(Stored items from a collection)
'''

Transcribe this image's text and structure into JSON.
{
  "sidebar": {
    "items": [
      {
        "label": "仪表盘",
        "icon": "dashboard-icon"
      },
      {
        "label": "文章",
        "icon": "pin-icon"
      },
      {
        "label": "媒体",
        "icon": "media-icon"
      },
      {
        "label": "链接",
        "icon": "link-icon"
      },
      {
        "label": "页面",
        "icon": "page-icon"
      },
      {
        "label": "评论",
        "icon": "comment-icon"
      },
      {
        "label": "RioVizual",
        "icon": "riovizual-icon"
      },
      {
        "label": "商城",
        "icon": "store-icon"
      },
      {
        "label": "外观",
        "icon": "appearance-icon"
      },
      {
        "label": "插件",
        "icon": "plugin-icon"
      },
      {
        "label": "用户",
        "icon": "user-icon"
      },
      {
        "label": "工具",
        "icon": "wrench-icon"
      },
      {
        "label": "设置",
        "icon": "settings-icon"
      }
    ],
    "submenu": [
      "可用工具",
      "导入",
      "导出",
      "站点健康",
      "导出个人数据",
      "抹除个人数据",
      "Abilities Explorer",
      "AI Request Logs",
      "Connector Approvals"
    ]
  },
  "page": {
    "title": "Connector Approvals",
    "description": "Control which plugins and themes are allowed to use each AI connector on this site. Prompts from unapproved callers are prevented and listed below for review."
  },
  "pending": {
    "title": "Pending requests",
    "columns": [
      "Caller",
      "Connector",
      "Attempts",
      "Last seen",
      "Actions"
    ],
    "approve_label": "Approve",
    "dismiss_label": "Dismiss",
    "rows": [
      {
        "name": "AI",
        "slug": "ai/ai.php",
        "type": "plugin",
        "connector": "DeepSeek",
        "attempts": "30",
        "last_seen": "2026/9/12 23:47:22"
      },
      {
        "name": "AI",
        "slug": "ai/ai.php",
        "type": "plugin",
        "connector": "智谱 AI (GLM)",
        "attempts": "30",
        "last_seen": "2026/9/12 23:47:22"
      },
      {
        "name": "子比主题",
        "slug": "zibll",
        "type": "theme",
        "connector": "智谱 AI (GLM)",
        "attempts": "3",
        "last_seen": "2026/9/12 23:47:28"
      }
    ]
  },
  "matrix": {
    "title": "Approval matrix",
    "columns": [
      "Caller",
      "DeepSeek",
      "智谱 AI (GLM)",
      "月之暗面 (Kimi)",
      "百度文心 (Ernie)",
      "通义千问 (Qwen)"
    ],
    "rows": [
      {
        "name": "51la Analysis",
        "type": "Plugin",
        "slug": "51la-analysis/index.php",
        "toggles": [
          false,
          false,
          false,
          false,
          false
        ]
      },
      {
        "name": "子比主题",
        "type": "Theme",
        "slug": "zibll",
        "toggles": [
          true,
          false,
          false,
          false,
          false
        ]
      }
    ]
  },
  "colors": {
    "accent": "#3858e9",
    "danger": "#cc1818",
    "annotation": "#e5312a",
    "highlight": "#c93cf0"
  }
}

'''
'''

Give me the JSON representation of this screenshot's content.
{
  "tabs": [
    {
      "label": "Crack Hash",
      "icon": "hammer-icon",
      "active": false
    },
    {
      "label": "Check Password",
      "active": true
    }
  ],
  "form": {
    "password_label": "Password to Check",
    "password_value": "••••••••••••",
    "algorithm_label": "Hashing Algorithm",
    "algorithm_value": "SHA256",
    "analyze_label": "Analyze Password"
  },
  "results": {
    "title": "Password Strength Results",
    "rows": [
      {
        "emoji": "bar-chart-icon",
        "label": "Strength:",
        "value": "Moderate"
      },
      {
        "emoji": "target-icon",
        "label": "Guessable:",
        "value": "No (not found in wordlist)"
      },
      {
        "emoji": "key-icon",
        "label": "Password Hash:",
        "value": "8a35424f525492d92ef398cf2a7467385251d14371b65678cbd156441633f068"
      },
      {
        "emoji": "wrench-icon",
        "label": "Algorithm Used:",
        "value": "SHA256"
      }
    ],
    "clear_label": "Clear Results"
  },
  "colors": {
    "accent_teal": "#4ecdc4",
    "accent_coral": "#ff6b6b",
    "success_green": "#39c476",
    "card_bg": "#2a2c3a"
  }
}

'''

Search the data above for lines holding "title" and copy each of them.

ANSWER TO THE EXERCISE ▸
    "title": "Connector Approvals",
    "title": "Pending requests",
    "title": "Approval matrix",
    "title": "Password Strength Results",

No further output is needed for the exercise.